- Engagement in Joint Attention: Joint attention is the ability to share attention with another person toward a common object or event. An autistic child’s willingness to engage in joint attention is a positive sign that they are progressing toward communication. This might involve them pointing at objects to share their interests or looking at you to show you something.
- Use of Gestures: Gestures are an essential bridge to verbal communication. Autistic children who begin using gestures like waving, pointing, or nodding are showing a desire to interact and communicate with others. These gestures pave the way for more complex forms of communication.
- Responsive to Speech: As an autistic child starts to develop communication skills, they might become more responsive to speech. They might turn their head towards sounds, react to their name being called, or display interest in listening to conversations.
- Expansion of Vocabulary: As an autistic child progresses, you might notice an expansion of their vocabulary. This could include learning and using new words, whether they are single words, short phrases, or even more complex sentences. Celebrate these small victories as they indicate your child’s growing ability to express themselves.
- Initiating Interaction: The shift from passive to active communication is significant. If your autistic child begins initiating interactions, such as requesting objects, asking questions, or seeking your attention, it’s a strong indicator that they are moving towards verbal communication.
- Improved Social Interaction: Communication is not just about words; it’s also about connecting with others.

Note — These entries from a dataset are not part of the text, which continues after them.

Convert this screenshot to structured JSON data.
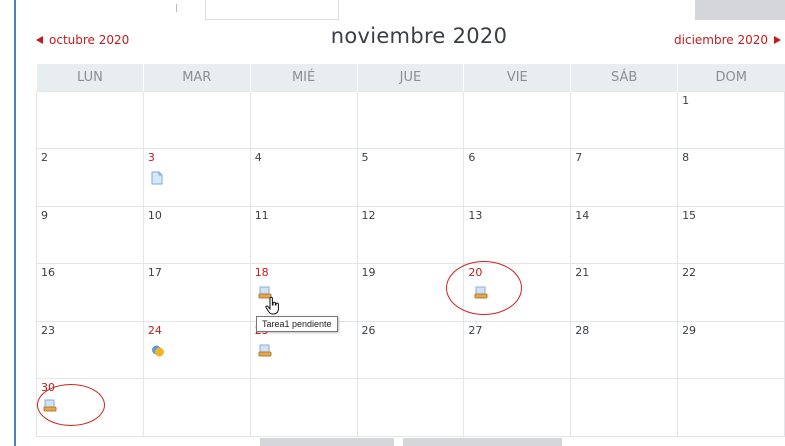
{
  "calendar": {
    "prev_month": "octubre 2020",
    "next_month": "diciembre 2020",
    "title": "noviembre 2020",
    "weekdays": [
      "LUN",
      "MAR",
      "MIÉ",
      "JUE",
      "VIE",
      "SÁB",
      "DOM"
    ],
    "weeks": [
      [
        "",
        "",
        "",
        "",
        "",
        "",
        "1"
      ],
      [
        "2",
        "3",
        "4",
        "5",
        "6",
        "7",
        "8"
      ],
      [
        "9",
        "10",
        "11",
        "12",
        "13",
        "14",
        "15"
      ],
      [
        "16",
        "17",
        "18",
        "19",
        "20",
        "21",
        "22"
      ],
      [
        "23",
        "24",
        "25",
        "26",
        "27",
        "28",
        "29"
      ],
      [
        "30",
        "",
        "",
        "",
        "",
        "",
        ""
      ]
    ]
  },
  "tooltip": "Tarea1 pendiente",
  "icons": {
    "event_doc": "document-icon",
    "event_assign": "assignment-icon",
    "event_forum": "forum-icon",
    "cursor": "hand-cursor-icon"
  },
  "colors": {
    "accent": "#c41a1a",
    "header_bg": "#e8eeef",
    "circle": "#d42020"
  }
}
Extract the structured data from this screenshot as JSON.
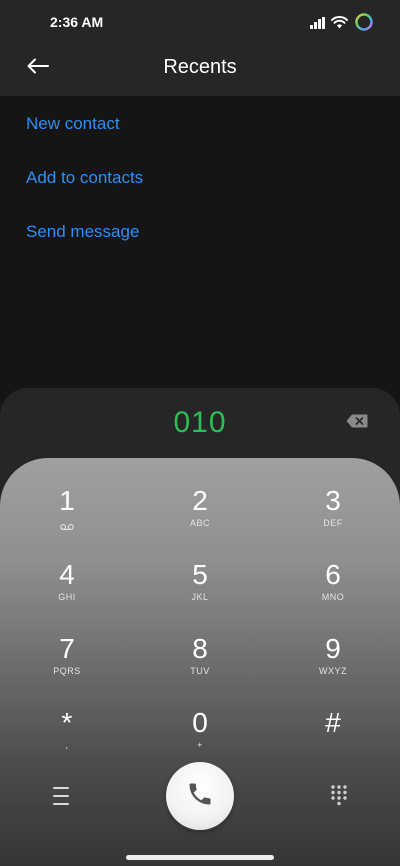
{
  "status_bar": {
    "time": "2:36 AM",
    "icons": [
      "signal-icon",
      "wifi-icon",
      "ring-indicator-icon"
    ]
  },
  "app_bar": {
    "back_icon": "arrow-left-icon",
    "title": "Recents"
  },
  "actions": [
    {
      "label": "New contact"
    },
    {
      "label": "Add to contacts"
    },
    {
      "label": "Send message"
    }
  ],
  "dialer": {
    "number": "010",
    "number_color": "#2dbd57",
    "backspace_icon": "backspace-icon",
    "keys": [
      {
        "digit": "1",
        "sub": ""
      },
      {
        "digit": "2",
        "sub": "ABC"
      },
      {
        "digit": "3",
        "sub": "DEF"
      },
      {
        "digit": "4",
        "sub": "GHI"
      },
      {
        "digit": "5",
        "sub": "JKL"
      },
      {
        "digit": "6",
        "sub": "MNO"
      },
      {
        "digit": "7",
        "sub": "PQRS"
      },
      {
        "digit": "8",
        "sub": "TUV"
      },
      {
        "digit": "9",
        "sub": "WXYZ"
      },
      {
        "digit": "*",
        "sub": ","
      },
      {
        "digit": "0",
        "sub": "+"
      },
      {
        "digit": "#",
        "sub": ""
      }
    ],
    "voicemail_icon": "voicemail-icon",
    "menu_icon": "menu-icon",
    "call_icon": "phone-icon",
    "dialpad_icon": "dialpad-icon"
  },
  "colors": {
    "accent_link": "#2f8ef0",
    "background": "#151515",
    "header": "#262626"
  }
}
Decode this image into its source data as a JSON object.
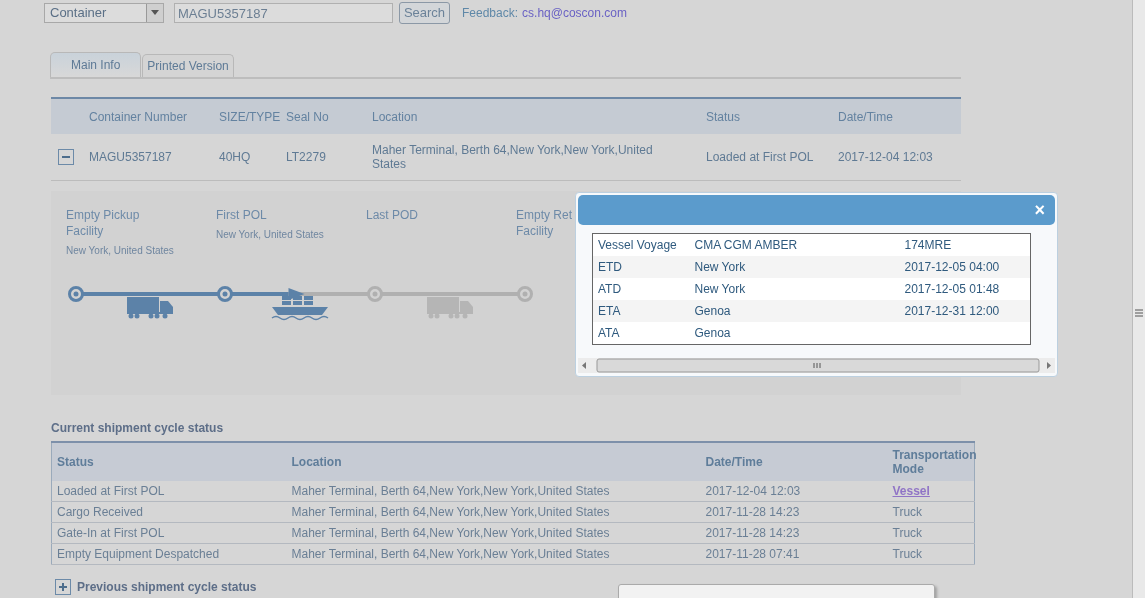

If your child demonstrates improvements in their ability to interact socially, such as sharing experiences, taking turns, and responding appropriately to social cues, it suggests progress in their communication skills.
- Echolalia Development: Echolalia refers to the repetition of words or phrases, often observed in autistic children. While it might seem like repetitive behavior, it can actually be a stepping stone to meaningful communication. As an autistic child with echolalia starts using these repeated phrases in context, it shows their growing understanding of language.
- Use of Visual Supports: Many autistic individuals find visual supports helpful in understanding and conveying information. If your child shows an inclination towards using picture cards, visual schedules, or other visual aids to communicate, it’s a positive sign of their willingness to communicate.
- Combining Words: As communication skills evolve, your autistic child might begin combining words to express more complex thoughts. This transition from using single words to forming phrases and sentences demonstrates their increasing ability to convey their thoughts and needs effectively.
Parenting an autistic child requires embracing their unique journey and celebrating every milestone along the way. While the road to verbal communication may be more challenging for some autistic children, it’s important to recognize that progress comes in various forms. The signs mentioned above provide valuable insights into an autistic child’s potential to develop spoken language skills. Every child is different, and the pace of progress varies, but with patience, understanding, and tailored support, many autistic children can overcome communication barriers and find their voice. As a parent, your unwavering dedication plays a crucial role in fostering an environment where your child’s communication skills can flourish.